Per the LA County Extension website: losalamosextension.nmsu.edu/problems.html), under “Plant Problems of Los Alamos” “Conifer Pests” “Douglas Fir Tussock Moth” link: ext.colostate.edu/pubs/insect/05542.pdf):
Caterpillars of the Douglas-fir tussock moth, Orgyia pseudotsugata (McDunnough), chew the needles of spruces, Douglas fir and true firs. During outbreaks they may cause extensive defoliation, with injury typically first concentrated at the top of the tree. Older caterpillars may rapidly defoliate a tree and tops may be killed, sometimes after only a single season of severe injury. Following repeated attacks over several seasons whole trees may die or be weakened to the point of inviting fatal attacks by bark beetles.
If your Blue Spruce is turning brown, even if only at the very top, it probably has these caterpillars (even if you cannot see them), or had them and now has the more mature forms of the moth. Contact a tree expert or sprayer about whether your tree is savable, when to treat (now and/or next spring) and with what.
I’ve heard good things about both companies listed under “Tree Sprayers” in the Los Alamos 2014 Names and Numbers Directory. There are probably others. I don’t care whom you use, but please treat your trees as necessary.

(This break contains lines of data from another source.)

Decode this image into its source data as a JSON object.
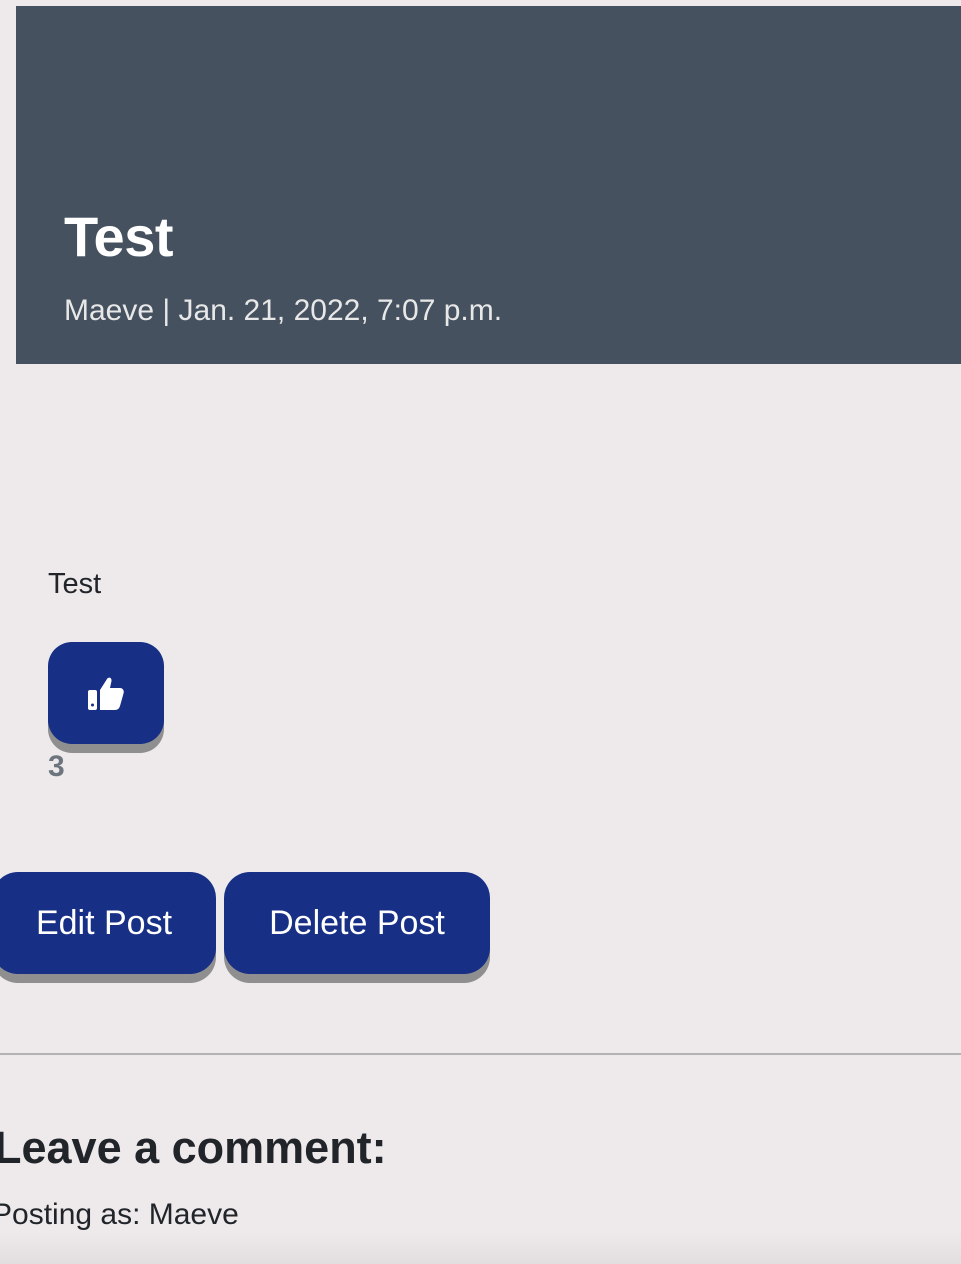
{
  "post": {
    "title": "Test",
    "author": "Maeve",
    "separator": "|",
    "date": "Jan. 21, 2022, 7:07 p.m.",
    "meta": "Maeve | Jan. 21, 2022, 7:07 p.m.",
    "body": "Test"
  },
  "likes": {
    "icon": "thumbs-up-icon",
    "count": "3"
  },
  "actions": {
    "edit_label": "Edit Post",
    "delete_label": "Delete Post"
  },
  "comments": {
    "heading": "Leave a comment:",
    "posting_as": "Posting as: Maeve"
  },
  "colors": {
    "masthead_bg": "#45515f",
    "button_bg": "#172f85",
    "page_bg": "#eeeaec",
    "count_text": "#6c757d"
  }
}
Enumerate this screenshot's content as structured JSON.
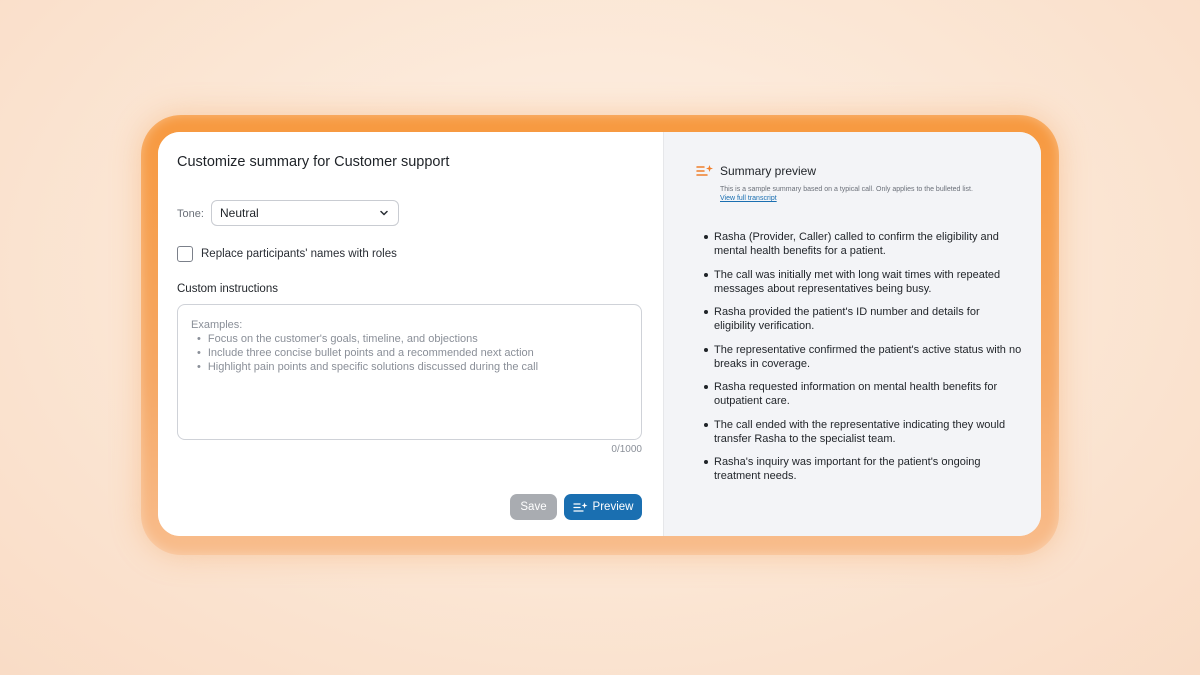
{
  "editor": {
    "title": "Customize summary for Customer support",
    "tone_label": "Tone:",
    "tone_value": "Neutral",
    "replace_names_label": "Replace participants' names with roles",
    "replace_names_checked": false,
    "custom_instructions_heading": "Custom instructions",
    "placeholder_intro": "Examples:",
    "placeholder_examples": [
      "Focus on the customer's goals, timeline, and objections",
      "Include three concise bullet points and a recommended next action",
      "Highlight pain points and specific solutions discussed during the call"
    ],
    "char_count": "0/1000",
    "save_label": "Save",
    "preview_label": "Preview"
  },
  "preview": {
    "title": "Summary preview",
    "subtitle": "This is a sample summary based on a typical call. Only applies to the bulleted list.",
    "link_label": "View full transcript",
    "bullets": [
      "Rasha (Provider, Caller) called to confirm the eligibility and mental health benefits for a patient.",
      "The call was initially met with long wait times with repeated messages about representatives being busy.",
      "Rasha provided the patient's ID number and details for eligibility verification.",
      "The representative confirmed the patient's active status with no breaks in coverage.",
      "Rasha requested information on mental health benefits for outpatient care.",
      "The call ended with the representative indicating they would transfer Rasha to the specialist team.",
      "Rasha's inquiry was important for the patient's ongoing treatment needs."
    ]
  },
  "colors": {
    "accent_blue": "#1a6fb1",
    "frame_orange": "#f7993f",
    "sparkle_orange": "#f07f2c"
  },
  "icons": [
    "chevron-down-icon",
    "sparkle-list-icon"
  ]
}
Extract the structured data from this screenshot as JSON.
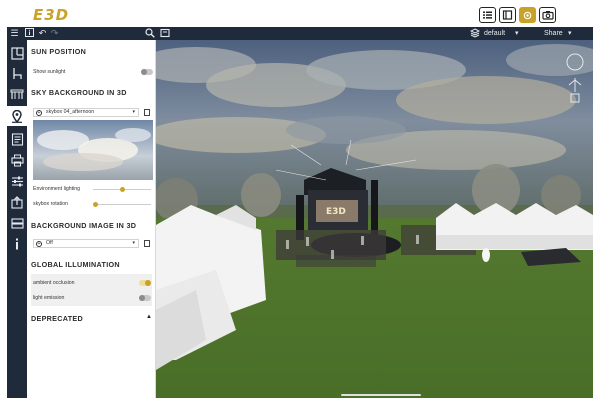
{
  "app": {
    "logo_text": "E3D"
  },
  "topbar": {
    "buttons": [
      {
        "icon": "list-icon",
        "active": false
      },
      {
        "icon": "layout-icon",
        "active": false
      },
      {
        "icon": "settings-gold-icon",
        "active": true
      },
      {
        "icon": "camera-icon",
        "active": false
      }
    ]
  },
  "toolbar": {
    "layer_label": "default",
    "share_label": "Share"
  },
  "panel": {
    "sun_position": {
      "title": "SUN POSITION",
      "show_sunlight_label": "Show sunlight",
      "show_sunlight_on": false
    },
    "sky_background": {
      "title": "SKY BACKGROUND IN 3D",
      "skybox_value": "skybox 04_afternoon",
      "environment_lighting_label": "Environment lighting",
      "environment_lighting_level": 0.5,
      "skybox_rotation_label": "skybox rotation",
      "skybox_rotation_level": 0.0
    },
    "background_image": {
      "title": "BACKGROUND IMAGE IN 3D",
      "value": "Off"
    },
    "global_illumination": {
      "title": "GLOBAL ILLUMINATION",
      "ambient_occlusion_label": "ambient occlusion",
      "ambient_occlusion_on": true,
      "light_emission_label": "light emission",
      "light_emission_on": false
    },
    "deprecated": {
      "title": "DEPRECATED"
    }
  },
  "viewport": {
    "stage_logo_text": "E3D"
  },
  "colors": {
    "accent": "#c9a227",
    "dark_chrome": "#1f2a3a",
    "grass": "#4f7a2c",
    "sky": "#3c5170"
  }
}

Important: As these caterpillars can cause painful skin reactions, no one should touch them.
Leeann Foster
White Rock